"We’re here to report on what we have done," Pelosi said, going on to refer to "a nearly trillion dollar investment in Build Back Better and bipartisan infrastructure framework" that "recognizes the interconnectiveness [sic] of climate change and gender justice and enables women and girls to lead a just transition to clean energy economy of the future."
Pelosi went on to talk about the administration's "mission to decarbonize and realign every sector of the economy … to scale the solutions necessary for achieving net zero pollution globally," which is reflected in the bipartisan infrastructure bill that Congress has already passed. She then, however, referred to multiple "bills," indicating that she was also pointing to the social spending bill that has not yet passed.
The House speaker then detailed several aspects of the social spending bill that Democrats are hoping to put into place.
"It also is an investment in our care economy — child care, family medical leave; it’s about home health care, it’s about universal pre-K, all of the things that liberate women to play a more important role in our economy," she said.
When asked why she listed these agenda items in a discussion of "what we have done," Pelosi's office pointed to the progress House members have made on the bill.
"We’ve passed the rule on the Build Back Better Act so the legislation has been advanced beyond the extensive committee process," Pelosi's deputy chief of staff Drew Hammill told Fox News.
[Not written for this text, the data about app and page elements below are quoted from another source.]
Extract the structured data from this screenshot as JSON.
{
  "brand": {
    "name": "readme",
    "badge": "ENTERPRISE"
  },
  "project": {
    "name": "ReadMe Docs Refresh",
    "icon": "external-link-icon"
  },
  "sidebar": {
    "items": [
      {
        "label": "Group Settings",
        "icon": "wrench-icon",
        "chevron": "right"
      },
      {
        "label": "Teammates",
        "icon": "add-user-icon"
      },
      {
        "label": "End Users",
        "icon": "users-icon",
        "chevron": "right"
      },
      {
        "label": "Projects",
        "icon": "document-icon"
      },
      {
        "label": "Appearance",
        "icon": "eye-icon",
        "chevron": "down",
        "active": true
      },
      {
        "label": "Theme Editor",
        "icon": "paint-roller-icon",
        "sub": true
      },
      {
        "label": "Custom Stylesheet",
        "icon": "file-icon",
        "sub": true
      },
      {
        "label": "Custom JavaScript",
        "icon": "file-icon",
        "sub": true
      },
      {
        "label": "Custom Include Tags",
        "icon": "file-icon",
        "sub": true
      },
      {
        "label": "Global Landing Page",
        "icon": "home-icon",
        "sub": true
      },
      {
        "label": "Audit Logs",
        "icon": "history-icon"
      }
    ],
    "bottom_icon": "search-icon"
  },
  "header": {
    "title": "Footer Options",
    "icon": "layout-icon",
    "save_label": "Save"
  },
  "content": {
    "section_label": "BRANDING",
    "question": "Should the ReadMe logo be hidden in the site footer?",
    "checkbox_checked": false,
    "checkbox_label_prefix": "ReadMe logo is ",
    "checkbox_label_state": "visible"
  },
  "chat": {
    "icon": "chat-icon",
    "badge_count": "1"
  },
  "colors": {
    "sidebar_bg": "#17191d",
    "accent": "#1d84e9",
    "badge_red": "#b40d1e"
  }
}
The House still needs to hold a vote to pass the bill itself, and nearly every Democrat will be needed to do so as they hold a slim majority in the chamber. Should they accomplish this, the Senate would still have to approve it — something that would take some effort given the resistance from moderate Democratic Sens. Joe Manchin, D-W.Va., and Kyrsten Sinema, D-Ariz.